My experience with the Viet Nam veteran changed my life. I’ve never been so humbled. I suspect that he’s retired now from a lifetime as a farmer. He agreed to meet me in the back of a bar at the local V.F.W. I had a beer with him and we started making small talk. I imagined that the interview would take a half hour or so. Four hours later, I knew more about this brave man than his own family did. In fact, I was the first person to hear his war story. He’d never spoken to his wife, children or friends about it.
He was just a farm boy. He graduated from high school one week, and was enlisted the next. He trained to fly helicopters, and was sent to Viet Nam within six months. His job was to take young men just like himself and dump them in the combat zone. He was also involved in getting some of the injured back to safety. Most of the time, there was no use trying to get his dead comrades brought out. He cried as he told me that he and his fellow helicopter pilots soon referred to their jobs as “dropping off fresh meat.” It was a defense mechanism to mask their horror. The things he told me he saw were unbelievable, but I knew he was telling the truth. When he made it home, there was no celebration, and he went right back to farming. He struggled quietly with alcohol and nightmares.
This grown man was wracked with sobs in the back of that smoky bar, and I wasn’t sure what to do. All I could do was put my hand on his arm and promise him that I would do my best to tell his story. A good journalist is trained never to let the subject read a story before print, but I broke the rules on this one. I delivered it to him one afternoon, and tucked it underneath his door. The next day, I found the envelope tucked under my door. The note simply said, “thanks.”

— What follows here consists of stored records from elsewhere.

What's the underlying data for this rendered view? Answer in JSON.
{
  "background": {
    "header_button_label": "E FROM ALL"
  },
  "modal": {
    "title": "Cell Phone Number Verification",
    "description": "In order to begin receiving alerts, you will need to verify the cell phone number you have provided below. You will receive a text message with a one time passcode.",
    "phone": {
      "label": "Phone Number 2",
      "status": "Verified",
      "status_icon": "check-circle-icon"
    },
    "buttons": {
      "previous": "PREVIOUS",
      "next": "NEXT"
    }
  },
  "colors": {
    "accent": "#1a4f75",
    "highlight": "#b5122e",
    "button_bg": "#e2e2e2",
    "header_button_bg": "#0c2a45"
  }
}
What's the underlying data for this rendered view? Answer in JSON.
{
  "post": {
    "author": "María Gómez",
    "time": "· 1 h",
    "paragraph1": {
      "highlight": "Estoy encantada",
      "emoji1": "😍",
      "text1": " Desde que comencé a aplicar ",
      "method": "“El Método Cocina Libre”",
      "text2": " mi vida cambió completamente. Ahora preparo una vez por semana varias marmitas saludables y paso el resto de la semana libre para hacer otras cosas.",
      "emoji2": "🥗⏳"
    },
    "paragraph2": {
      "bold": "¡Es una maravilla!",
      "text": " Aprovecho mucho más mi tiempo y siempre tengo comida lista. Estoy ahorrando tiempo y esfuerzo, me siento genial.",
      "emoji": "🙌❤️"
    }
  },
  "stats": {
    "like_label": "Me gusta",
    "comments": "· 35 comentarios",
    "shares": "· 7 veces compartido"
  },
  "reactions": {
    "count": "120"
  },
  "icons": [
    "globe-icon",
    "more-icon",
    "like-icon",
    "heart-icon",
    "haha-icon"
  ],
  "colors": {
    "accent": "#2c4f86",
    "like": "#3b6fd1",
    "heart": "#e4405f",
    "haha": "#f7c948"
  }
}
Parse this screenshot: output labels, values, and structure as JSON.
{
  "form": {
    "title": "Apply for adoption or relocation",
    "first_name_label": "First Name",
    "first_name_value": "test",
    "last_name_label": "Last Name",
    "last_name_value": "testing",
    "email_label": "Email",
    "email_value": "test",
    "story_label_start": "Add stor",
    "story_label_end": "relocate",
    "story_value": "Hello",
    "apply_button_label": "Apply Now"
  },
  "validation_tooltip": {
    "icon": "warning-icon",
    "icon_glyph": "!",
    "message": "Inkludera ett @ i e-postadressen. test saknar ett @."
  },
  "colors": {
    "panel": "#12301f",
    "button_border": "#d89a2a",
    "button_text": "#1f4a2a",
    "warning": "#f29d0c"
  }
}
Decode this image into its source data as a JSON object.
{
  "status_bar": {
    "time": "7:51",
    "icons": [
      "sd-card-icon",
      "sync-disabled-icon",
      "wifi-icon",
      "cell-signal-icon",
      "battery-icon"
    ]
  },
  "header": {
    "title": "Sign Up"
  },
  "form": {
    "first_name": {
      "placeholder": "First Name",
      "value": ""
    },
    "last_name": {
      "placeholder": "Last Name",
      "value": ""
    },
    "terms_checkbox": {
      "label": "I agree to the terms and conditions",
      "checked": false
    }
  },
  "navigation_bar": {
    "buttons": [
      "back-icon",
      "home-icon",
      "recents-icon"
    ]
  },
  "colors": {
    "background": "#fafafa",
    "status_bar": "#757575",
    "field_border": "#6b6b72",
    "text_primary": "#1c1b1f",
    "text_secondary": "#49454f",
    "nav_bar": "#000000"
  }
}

After that, it seemed like everywhere I turned, there he was. In the grocery store, on the sidewalk watching a parade, at the post office. Each time we noticed one another, I’d smile and give a little wave. He’d wave back and nod my way. Nothing more. I don’t know if he was embarrassed about the exchange we had in the bar that afternoon. Perhaps we’d poked open a wound and he wanted to tend to it alone again. I’ll never know. But I do know how fortunate I was to have heard his story.
And I know that I’ll never look at a soldier or a veteran without thinking about that afternoon in the bar, with a beer, my pen and paper and one very brave man.